PROBLEM STATEMENT => For each line in the records that contains "data", make a copy.

SUPPLIED MATERIAL =>
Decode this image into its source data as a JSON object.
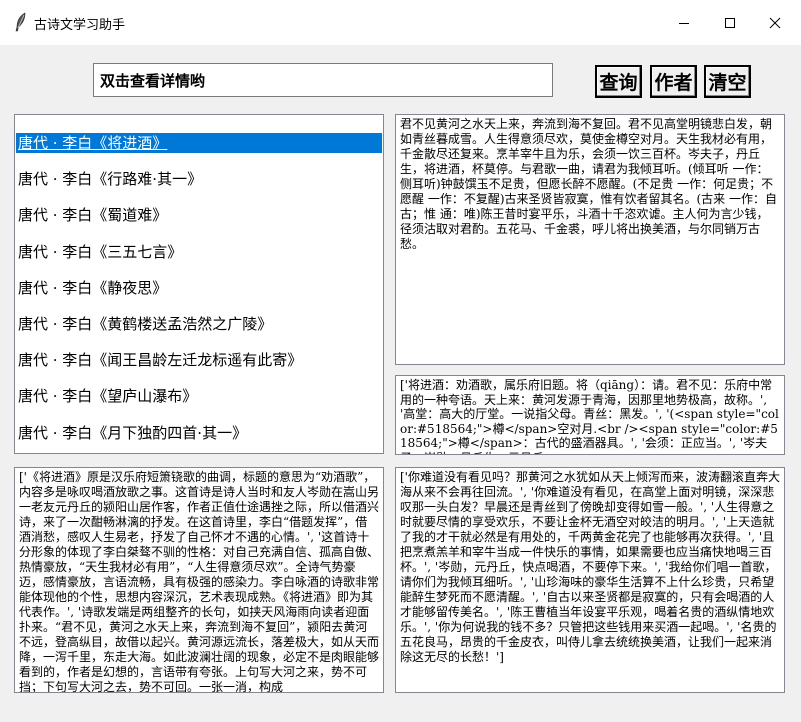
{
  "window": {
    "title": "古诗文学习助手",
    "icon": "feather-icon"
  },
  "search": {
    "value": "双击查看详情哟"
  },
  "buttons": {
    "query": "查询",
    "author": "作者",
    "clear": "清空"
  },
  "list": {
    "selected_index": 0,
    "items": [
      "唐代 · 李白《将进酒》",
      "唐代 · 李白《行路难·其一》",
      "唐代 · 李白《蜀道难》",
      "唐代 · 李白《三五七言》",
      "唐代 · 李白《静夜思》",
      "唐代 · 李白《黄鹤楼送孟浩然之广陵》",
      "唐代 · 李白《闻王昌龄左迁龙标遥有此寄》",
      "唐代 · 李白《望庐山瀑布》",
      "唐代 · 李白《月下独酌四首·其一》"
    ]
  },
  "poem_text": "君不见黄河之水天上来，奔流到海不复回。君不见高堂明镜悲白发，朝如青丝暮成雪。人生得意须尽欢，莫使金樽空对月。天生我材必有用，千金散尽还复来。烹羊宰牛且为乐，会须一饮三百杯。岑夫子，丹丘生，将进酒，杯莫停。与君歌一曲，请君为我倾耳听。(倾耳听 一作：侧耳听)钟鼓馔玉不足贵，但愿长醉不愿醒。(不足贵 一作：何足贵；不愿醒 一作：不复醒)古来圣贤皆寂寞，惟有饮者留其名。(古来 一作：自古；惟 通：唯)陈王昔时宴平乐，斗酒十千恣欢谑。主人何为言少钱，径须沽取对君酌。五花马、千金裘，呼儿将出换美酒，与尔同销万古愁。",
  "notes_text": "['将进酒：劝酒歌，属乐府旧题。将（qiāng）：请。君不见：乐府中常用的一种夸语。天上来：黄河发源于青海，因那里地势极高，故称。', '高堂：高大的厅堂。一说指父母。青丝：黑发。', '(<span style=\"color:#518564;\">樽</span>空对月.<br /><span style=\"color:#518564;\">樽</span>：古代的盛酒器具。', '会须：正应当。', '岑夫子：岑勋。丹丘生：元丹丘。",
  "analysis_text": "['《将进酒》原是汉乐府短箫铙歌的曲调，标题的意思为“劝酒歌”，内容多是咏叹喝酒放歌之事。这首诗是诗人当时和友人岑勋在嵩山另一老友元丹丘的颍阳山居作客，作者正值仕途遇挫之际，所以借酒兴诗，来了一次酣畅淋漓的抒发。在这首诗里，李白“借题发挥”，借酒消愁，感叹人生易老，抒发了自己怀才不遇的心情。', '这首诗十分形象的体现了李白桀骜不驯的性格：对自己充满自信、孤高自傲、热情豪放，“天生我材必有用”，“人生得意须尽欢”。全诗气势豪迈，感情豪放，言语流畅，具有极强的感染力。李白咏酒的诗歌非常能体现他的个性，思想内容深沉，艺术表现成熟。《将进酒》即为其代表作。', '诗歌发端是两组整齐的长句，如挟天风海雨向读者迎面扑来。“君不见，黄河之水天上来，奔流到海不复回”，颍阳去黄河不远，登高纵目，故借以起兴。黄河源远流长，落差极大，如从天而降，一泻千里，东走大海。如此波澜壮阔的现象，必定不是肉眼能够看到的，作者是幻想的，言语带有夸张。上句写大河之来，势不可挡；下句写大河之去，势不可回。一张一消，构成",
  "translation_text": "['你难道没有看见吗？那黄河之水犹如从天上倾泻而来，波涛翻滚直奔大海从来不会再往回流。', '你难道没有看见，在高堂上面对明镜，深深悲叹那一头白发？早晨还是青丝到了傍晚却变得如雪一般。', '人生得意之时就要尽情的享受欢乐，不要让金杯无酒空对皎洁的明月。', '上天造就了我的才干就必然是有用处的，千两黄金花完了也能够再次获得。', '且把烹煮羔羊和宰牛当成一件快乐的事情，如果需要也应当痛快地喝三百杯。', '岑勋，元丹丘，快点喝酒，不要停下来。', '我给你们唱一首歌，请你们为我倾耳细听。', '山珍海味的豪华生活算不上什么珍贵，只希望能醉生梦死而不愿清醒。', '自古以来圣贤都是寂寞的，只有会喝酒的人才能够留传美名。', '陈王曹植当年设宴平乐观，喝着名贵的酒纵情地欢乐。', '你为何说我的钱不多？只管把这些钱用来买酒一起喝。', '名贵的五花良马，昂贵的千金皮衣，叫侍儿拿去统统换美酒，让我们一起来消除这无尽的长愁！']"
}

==

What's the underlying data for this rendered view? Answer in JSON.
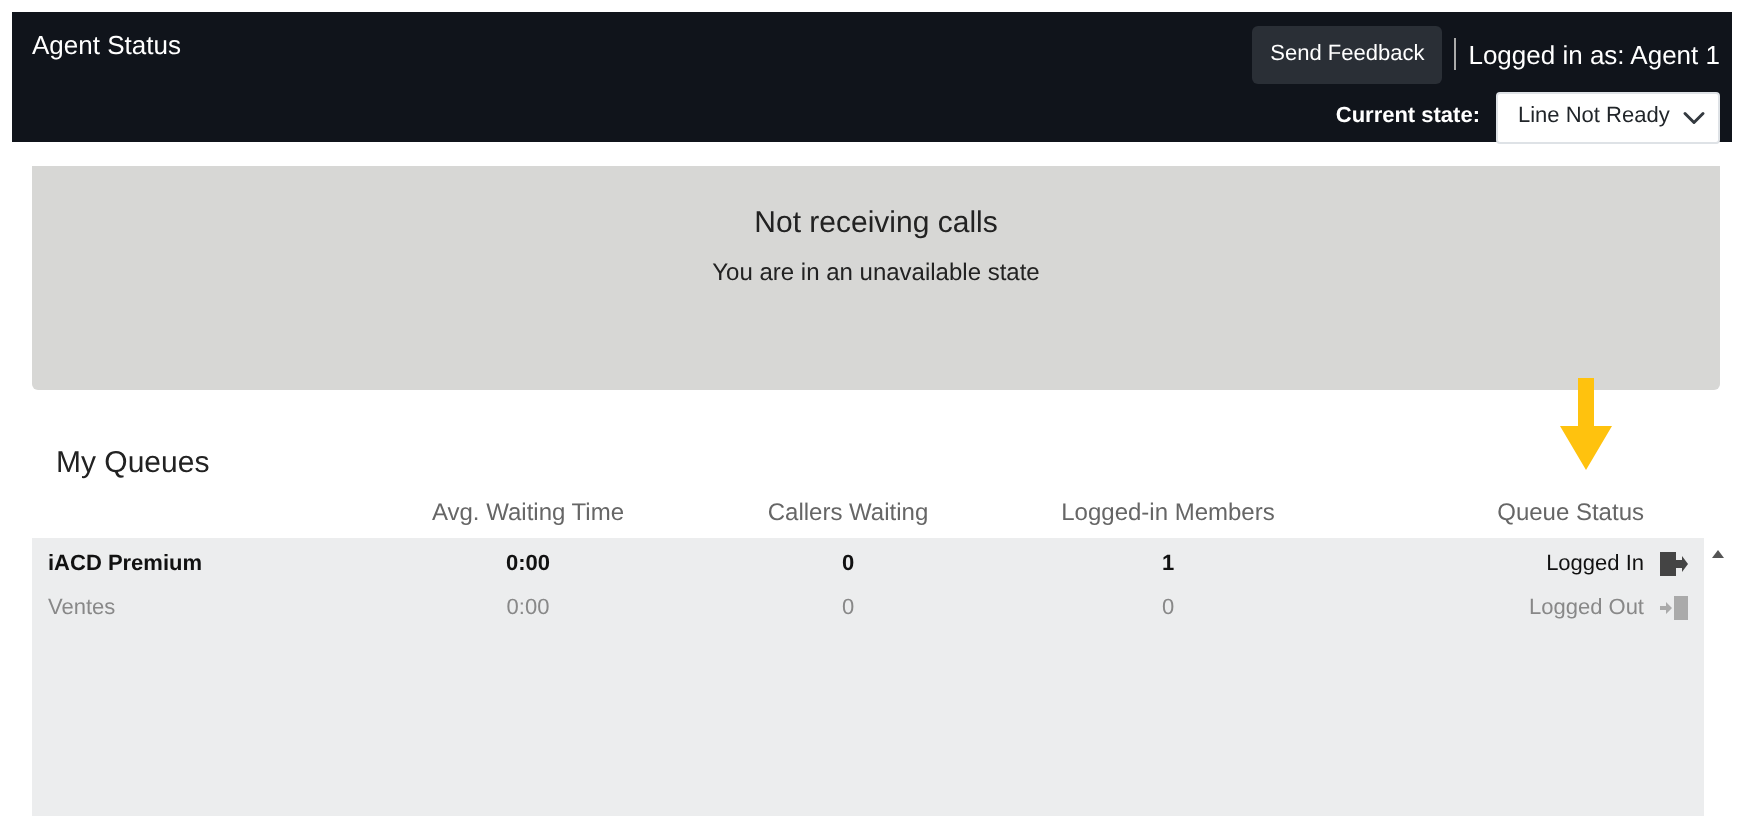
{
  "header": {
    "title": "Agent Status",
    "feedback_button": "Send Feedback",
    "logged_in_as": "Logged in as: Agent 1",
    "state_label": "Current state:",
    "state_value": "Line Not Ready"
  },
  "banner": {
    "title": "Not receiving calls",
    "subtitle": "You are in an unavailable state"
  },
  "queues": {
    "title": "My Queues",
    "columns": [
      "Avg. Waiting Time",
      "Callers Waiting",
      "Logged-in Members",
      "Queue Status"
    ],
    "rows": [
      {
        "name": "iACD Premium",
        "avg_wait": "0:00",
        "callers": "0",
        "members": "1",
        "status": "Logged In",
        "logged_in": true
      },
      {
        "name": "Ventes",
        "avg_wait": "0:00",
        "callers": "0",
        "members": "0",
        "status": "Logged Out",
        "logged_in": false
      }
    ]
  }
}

SOLUTION =>
Decode this image into its source data as a JSON object.
What's the underlying data for this rendered view? Answer in JSON.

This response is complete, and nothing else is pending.